In 2006, Anderson's form saw him named secondary school player of the year - alongside current Black Cap fast-bowler Tim Southee. It also attracted the attention of the Canterbury selectors and Anderson got the first shock of his life when the provincial team's coach, Dave Nosworthy, called to offer him a professional playing contract. "That still amazes me," he says, "I hadn't even played a senior club game or anything. But I'd been tossing up which sport to follow and that kind of made my decision for me, I jumped at it." It wasn't until later that he found out the coach had already discussed the offer with his parents. At just over 16, it made Anderson the country's youngest professional cricketer in 59 years and Canterbury's youngest in 129 years, achievements that were always going to attract media attention.
Shahid Afridi marked his return to one-day cricket with the second-best bowling figures in history, to go along with a typically swashbuckling half-century that powered his side to a 126-run victory over West Indies at Providence. Aditya Iyer of the Indian Express, explores the Pakistan allrounder's previous comebacks, most of which had begun with a spectacular performance and nothing of note thereafter.

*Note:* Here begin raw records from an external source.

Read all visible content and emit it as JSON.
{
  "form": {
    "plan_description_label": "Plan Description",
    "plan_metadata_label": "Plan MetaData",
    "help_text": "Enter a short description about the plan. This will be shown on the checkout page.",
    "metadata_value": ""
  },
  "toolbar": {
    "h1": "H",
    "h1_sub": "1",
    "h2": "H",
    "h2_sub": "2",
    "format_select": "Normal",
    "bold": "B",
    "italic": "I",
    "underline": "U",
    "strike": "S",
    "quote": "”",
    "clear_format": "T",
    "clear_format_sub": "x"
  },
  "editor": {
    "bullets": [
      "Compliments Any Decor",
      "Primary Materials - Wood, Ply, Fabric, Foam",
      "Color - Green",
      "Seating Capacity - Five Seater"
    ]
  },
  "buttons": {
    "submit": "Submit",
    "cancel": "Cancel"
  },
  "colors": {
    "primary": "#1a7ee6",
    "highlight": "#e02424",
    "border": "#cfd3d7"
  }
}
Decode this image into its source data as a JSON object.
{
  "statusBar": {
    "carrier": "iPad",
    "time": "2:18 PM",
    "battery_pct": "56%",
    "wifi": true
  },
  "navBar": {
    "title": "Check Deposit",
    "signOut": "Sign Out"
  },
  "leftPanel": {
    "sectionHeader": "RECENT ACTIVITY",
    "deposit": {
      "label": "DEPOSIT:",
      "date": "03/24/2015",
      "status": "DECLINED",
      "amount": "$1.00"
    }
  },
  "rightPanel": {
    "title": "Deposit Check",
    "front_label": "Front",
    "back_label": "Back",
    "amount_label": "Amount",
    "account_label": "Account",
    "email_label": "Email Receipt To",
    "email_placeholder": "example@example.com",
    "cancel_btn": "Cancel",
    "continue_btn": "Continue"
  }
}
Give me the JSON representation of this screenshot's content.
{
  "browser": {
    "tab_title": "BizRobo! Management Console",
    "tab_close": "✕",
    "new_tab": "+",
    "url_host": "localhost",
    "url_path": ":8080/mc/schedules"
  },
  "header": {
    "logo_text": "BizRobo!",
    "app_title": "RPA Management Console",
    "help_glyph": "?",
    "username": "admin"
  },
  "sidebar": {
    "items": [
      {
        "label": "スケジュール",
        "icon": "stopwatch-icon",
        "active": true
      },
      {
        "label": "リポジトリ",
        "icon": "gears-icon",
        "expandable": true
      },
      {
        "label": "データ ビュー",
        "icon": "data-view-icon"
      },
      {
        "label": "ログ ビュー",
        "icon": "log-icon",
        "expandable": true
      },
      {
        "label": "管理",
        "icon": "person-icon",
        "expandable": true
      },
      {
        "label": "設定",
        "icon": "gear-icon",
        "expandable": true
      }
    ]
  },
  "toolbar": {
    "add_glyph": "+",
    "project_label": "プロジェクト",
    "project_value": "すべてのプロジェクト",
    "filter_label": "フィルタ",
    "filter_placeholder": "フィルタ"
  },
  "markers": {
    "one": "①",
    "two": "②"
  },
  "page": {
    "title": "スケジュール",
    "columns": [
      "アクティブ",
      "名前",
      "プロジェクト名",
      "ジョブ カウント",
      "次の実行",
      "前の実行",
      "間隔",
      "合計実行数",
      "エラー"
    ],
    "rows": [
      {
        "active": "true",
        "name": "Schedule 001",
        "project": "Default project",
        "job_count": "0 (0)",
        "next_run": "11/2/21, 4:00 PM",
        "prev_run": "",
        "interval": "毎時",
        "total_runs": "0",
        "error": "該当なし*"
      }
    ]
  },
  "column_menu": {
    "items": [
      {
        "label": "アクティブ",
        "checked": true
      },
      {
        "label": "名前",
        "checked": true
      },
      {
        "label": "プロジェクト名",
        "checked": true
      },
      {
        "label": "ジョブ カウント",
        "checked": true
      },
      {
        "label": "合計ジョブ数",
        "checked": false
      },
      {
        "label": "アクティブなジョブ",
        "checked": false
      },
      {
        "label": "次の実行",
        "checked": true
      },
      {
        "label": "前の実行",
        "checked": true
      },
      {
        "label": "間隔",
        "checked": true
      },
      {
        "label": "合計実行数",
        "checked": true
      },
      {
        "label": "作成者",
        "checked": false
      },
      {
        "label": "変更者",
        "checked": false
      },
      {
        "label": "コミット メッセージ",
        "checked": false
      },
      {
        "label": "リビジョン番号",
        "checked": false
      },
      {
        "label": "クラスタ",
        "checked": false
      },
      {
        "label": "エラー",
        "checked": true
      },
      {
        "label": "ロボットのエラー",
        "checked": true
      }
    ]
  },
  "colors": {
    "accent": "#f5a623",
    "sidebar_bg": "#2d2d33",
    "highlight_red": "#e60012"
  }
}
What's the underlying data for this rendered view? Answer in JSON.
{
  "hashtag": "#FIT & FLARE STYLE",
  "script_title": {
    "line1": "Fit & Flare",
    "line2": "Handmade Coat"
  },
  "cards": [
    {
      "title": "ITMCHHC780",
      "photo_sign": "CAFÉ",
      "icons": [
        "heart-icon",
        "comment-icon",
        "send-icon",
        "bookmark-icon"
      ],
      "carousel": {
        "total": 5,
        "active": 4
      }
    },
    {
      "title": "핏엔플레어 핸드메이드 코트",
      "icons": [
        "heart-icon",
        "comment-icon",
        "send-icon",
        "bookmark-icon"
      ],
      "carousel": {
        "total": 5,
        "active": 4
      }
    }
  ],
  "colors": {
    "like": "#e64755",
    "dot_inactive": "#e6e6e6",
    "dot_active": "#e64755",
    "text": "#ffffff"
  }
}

Again, you were the Man of the Match. Of course you were. In a career where you have been dropped five times, each of the returns have been marked with you being the standout player of the match. You were one of stalwarts from the 2003 World Cup squad to be axed after the loss to India. But when India visited your land in 2004, you were picked for the Rawalpindi ODI. You opened and scored a 58-ball 80 to give Pakistan a 12-run win. But you wouldn't score a total of 80 runs over your next eight innings. And that has been the true story of your comebacks.